Exercise goal
Among the entries below, find all lines that include "bottom" and copy them.

Excerpts from an interface dataset
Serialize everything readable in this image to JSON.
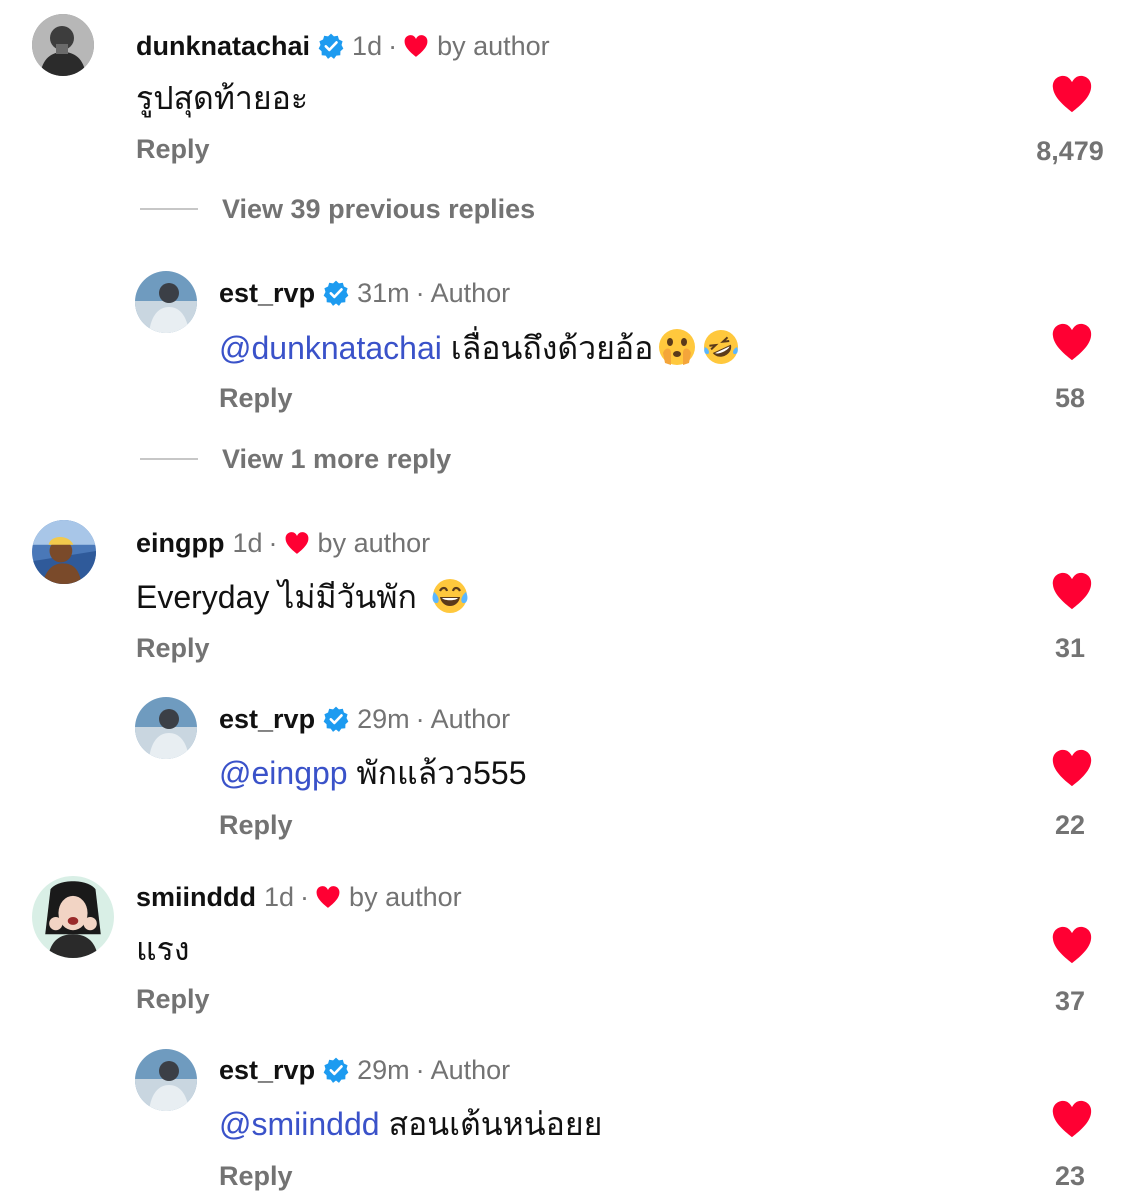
{
  "comments": [
    {
      "username": "dunknatachai",
      "verified": true,
      "time": "1d",
      "liked_by_author": true,
      "liked_label": "by author",
      "text": "รูปสุดท้ายอะ",
      "reply_label": "Reply",
      "like_count": "8,479",
      "view_replies_label": "View 39 previous replies",
      "reply": {
        "username": "est_rvp",
        "verified": true,
        "time": "31m",
        "role": "Author",
        "mention": "@dunknatachai",
        "text": "เลื่อนถึงด้วยอ้อ",
        "emojis": [
          "face-with-open-eyes-and-hand-over-mouth",
          "rolling-on-the-floor-laughing"
        ],
        "reply_label": "Reply",
        "like_count": "58"
      },
      "more_replies_label": "View 1 more reply"
    },
    {
      "username": "eingpp",
      "verified": false,
      "time": "1d",
      "liked_by_author": true,
      "liked_label": "by author",
      "text": "Everyday ไม่มีวันพัก",
      "emojis": [
        "face-with-tears-of-joy"
      ],
      "reply_label": "Reply",
      "like_count": "31",
      "reply": {
        "username": "est_rvp",
        "verified": true,
        "time": "29m",
        "role": "Author",
        "mention": "@eingpp",
        "text": "พักแล้วว555",
        "reply_label": "Reply",
        "like_count": "22"
      }
    },
    {
      "username": "smiinddd",
      "verified": false,
      "time": "1d",
      "liked_by_author": true,
      "liked_label": "by author",
      "text": "แรง",
      "reply_label": "Reply",
      "like_count": "37",
      "reply": {
        "username": "est_rvp",
        "verified": true,
        "time": "29m",
        "role": "Author",
        "mention": "@smiinddd",
        "text": "สอนเต้นหน่อยย",
        "reply_label": "Reply",
        "like_count": "23"
      }
    }
  ],
  "colors": {
    "heart": "#ff0033",
    "verified": "#1d9bf0",
    "mention": "#3a52c9",
    "secondary_text": "#737373"
  },
  "separator": "·"
}
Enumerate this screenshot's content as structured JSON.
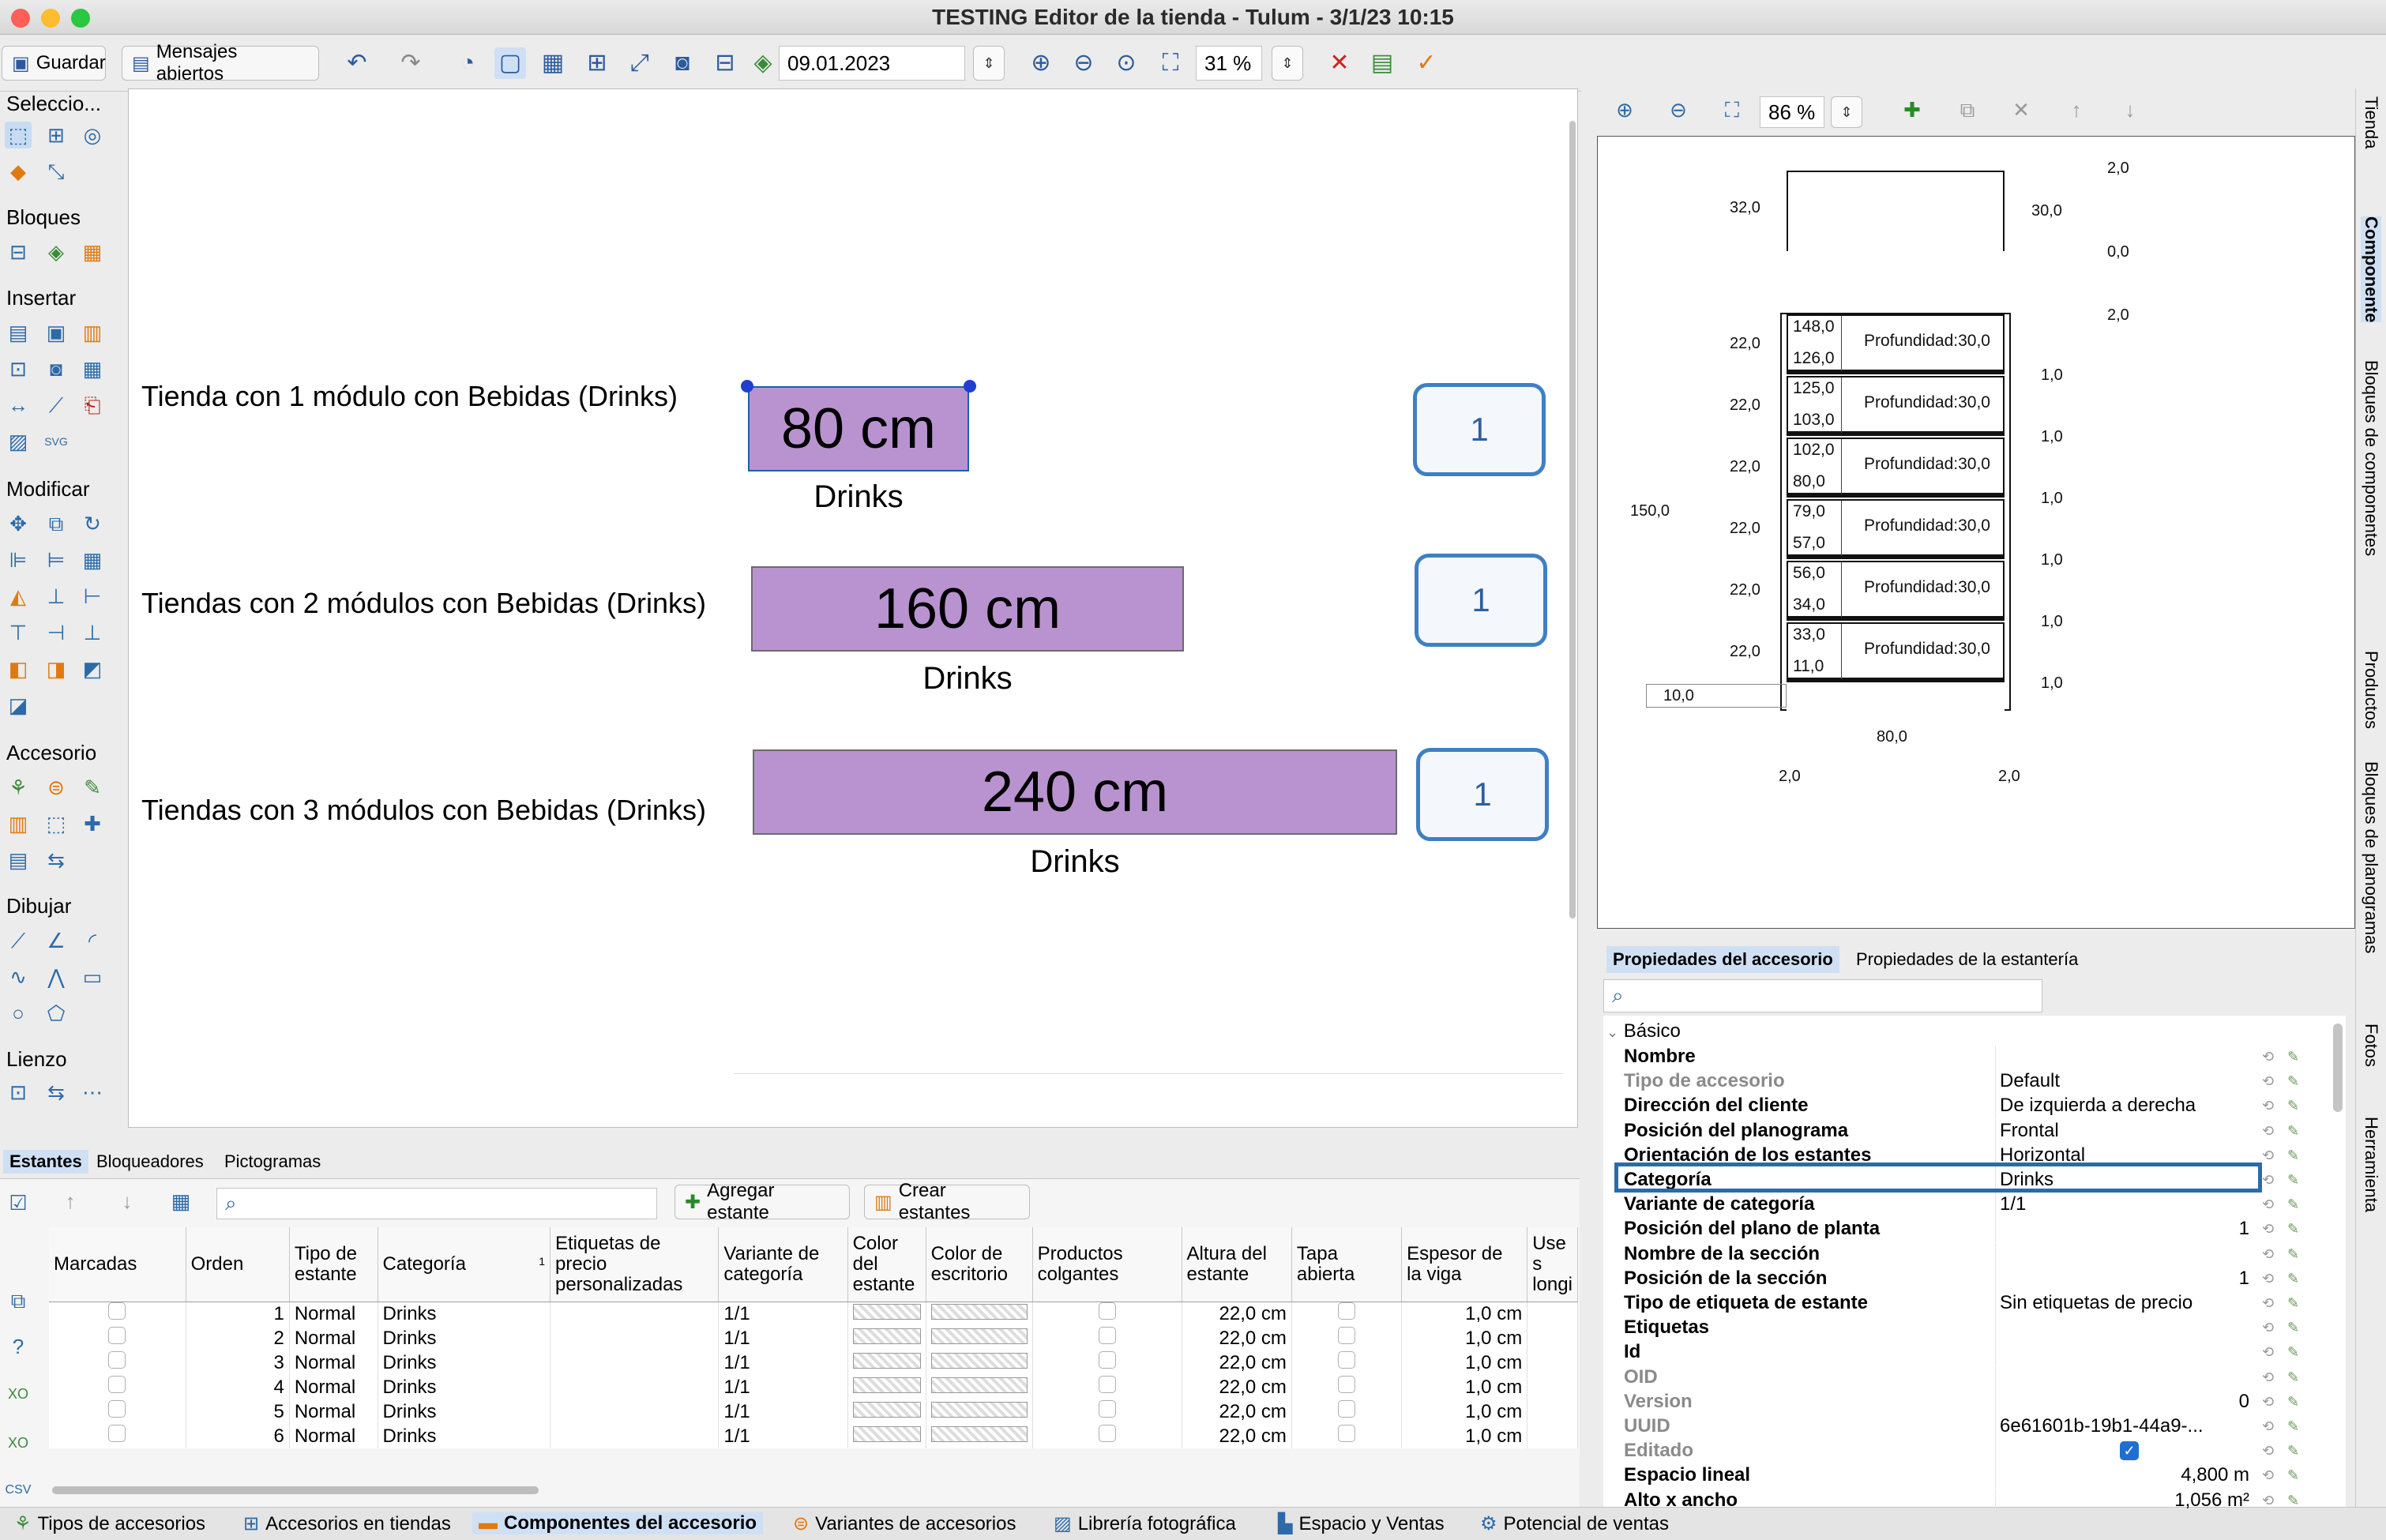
{
  "window": {
    "title": "TESTING Editor de la tienda - Tulum - 3/1/23 10:15"
  },
  "toolbar": {
    "save_label": "Guardar",
    "messages_label": "Mensajes abiertos",
    "date_value": "09.01.2023",
    "zoom_value": "31 %"
  },
  "palette": {
    "select": "Seleccio...",
    "blocks": "Bloques",
    "insert": "Insertar",
    "modify": "Modificar",
    "accessory": "Accesorio",
    "draw": "Dibujar",
    "canvas": "Lienzo"
  },
  "canvas": {
    "rows": [
      {
        "label": "Tienda con 1 módulo con Bebidas (Drinks)",
        "size": "80 cm",
        "category": "Drinks",
        "count": "1"
      },
      {
        "label": "Tiendas con 2 módulos con Bebidas (Drinks)",
        "size": "160 cm",
        "category": "Drinks",
        "count": "1"
      },
      {
        "label": "Tiendas con 3 módulos con Bebidas (Drinks)",
        "size": "240 cm",
        "category": "Drinks",
        "count": "1"
      }
    ]
  },
  "bottom": {
    "tabs": [
      "Estantes",
      "Bloqueadores",
      "Pictogramas"
    ],
    "add_shelf": "Agregar estante",
    "create_shelves": "Crear estantes",
    "sort_indicator": "1",
    "columns": [
      "Marcadas",
      "Orden",
      "Tipo de estante",
      "Categoría",
      "Etiquetas de precio personalizadas",
      "Variante de categoría",
      "Color del estante",
      "Color de escritorio",
      "Productos colgantes",
      "Altura del estante",
      "Tapa abierta",
      "Espesor de la viga",
      "Use s longi"
    ],
    "rows": [
      {
        "order": "1",
        "type": "Normal",
        "category": "Drinks",
        "variant": "1/1",
        "height": "22,0 cm",
        "beam": "1,0 cm"
      },
      {
        "order": "2",
        "type": "Normal",
        "category": "Drinks",
        "variant": "1/1",
        "height": "22,0 cm",
        "beam": "1,0 cm"
      },
      {
        "order": "3",
        "type": "Normal",
        "category": "Drinks",
        "variant": "1/1",
        "height": "22,0 cm",
        "beam": "1,0 cm"
      },
      {
        "order": "4",
        "type": "Normal",
        "category": "Drinks",
        "variant": "1/1",
        "height": "22,0 cm",
        "beam": "1,0 cm"
      },
      {
        "order": "5",
        "type": "Normal",
        "category": "Drinks",
        "variant": "1/1",
        "height": "22,0 cm",
        "beam": "1,0 cm"
      },
      {
        "order": "6",
        "type": "Normal",
        "category": "Drinks",
        "variant": "1/1",
        "height": "22,0 cm",
        "beam": "1,0 cm"
      }
    ]
  },
  "statusbar": {
    "tabs": [
      "Tipos de accesorios",
      "Accesorios en tiendas",
      "Componentes del accesorio",
      "Variantes de accesorios",
      "Librería fotográfica",
      "Espacio y Ventas",
      "Potencial de ventas"
    ]
  },
  "right": {
    "zoom_value": "86 %",
    "drawing": {
      "top_dims": [
        "32,0",
        "30,0",
        "2,0",
        "0,0",
        "2,0"
      ],
      "left_dims": [
        "22,0",
        "22,0",
        "22,0",
        "22,0",
        "22,0",
        "22,0"
      ],
      "right_dims": [
        "1,0",
        "1,0",
        "1,0",
        "1,0",
        "1,0",
        "1,0"
      ],
      "height_total": "150,0",
      "base": "10,0",
      "width": "80,0",
      "foot_left": "2,0",
      "foot_right": "2,0",
      "shelves": [
        {
          "top": "148,0",
          "bottom": "126,0",
          "depth": "Profundidad:30,0"
        },
        {
          "top": "125,0",
          "bottom": "103,0",
          "depth": "Profundidad:30,0"
        },
        {
          "top": "102,0",
          "bottom": "80,0",
          "depth": "Profundidad:30,0"
        },
        {
          "top": "79,0",
          "bottom": "57,0",
          "depth": "Profundidad:30,0"
        },
        {
          "top": "56,0",
          "bottom": "34,0",
          "depth": "Profundidad:30,0"
        },
        {
          "top": "33,0",
          "bottom": "11,0",
          "depth": "Profundidad:30,0"
        }
      ]
    },
    "prop_tabs": [
      "Propiedades del accesorio",
      "Propiedades de la estantería"
    ],
    "section": "Básico",
    "properties": [
      {
        "name": "Nombre",
        "value": "",
        "muted": false
      },
      {
        "name": "Tipo de accesorio",
        "value": "Default",
        "muted": true
      },
      {
        "name": "Dirección del cliente",
        "value": "De izquierda a derecha",
        "muted": false
      },
      {
        "name": "Posición del planograma",
        "value": "Frontal",
        "muted": false
      },
      {
        "name": "Orientación de los estantes",
        "value": "Horizontal",
        "muted": false
      },
      {
        "name": "Categoría",
        "value": "Drinks",
        "muted": false
      },
      {
        "name": "Variante de categoría",
        "value": "1/1",
        "muted": false
      },
      {
        "name": "Posición del plano de planta",
        "value": "1",
        "muted": false
      },
      {
        "name": "Nombre de la sección",
        "value": "",
        "muted": false
      },
      {
        "name": "Posición de la sección",
        "value": "1",
        "muted": false
      },
      {
        "name": "Tipo de etiqueta de estante",
        "value": "Sin etiquetas de precio",
        "muted": false
      },
      {
        "name": "Etiquetas",
        "value": "",
        "muted": false
      },
      {
        "name": "Id",
        "value": "",
        "muted": false
      },
      {
        "name": "OID",
        "value": "",
        "muted": true
      },
      {
        "name": "Version",
        "value": "0",
        "muted": true
      },
      {
        "name": "UUID",
        "value": "6e61601b-19b1-44a9-...",
        "muted": true
      },
      {
        "name": "Editado",
        "value": "",
        "muted": true
      },
      {
        "name": "Espacio lineal",
        "value": "4,800 m",
        "muted": false
      },
      {
        "name": "Alto x ancho",
        "value": "1,056 m²",
        "muted": false
      }
    ]
  },
  "vtabs": [
    "Tienda",
    "Componente",
    "Bloques de componentes",
    "Productos",
    "Bloques de planogramas",
    "Fotos",
    "Herramienta"
  ],
  "colors": {
    "accent": "#3f7fc4",
    "shelf_fill": "#b993d0",
    "selection": "#1f5fa8"
  }
}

Output of the exercise
  "bottom": {
          "bottom": "126,0",
          "bottom": "103,0",
          "bottom": "80,0",
          "bottom": "57,0",
          "bottom": "34,0",
          "bottom": "11,0",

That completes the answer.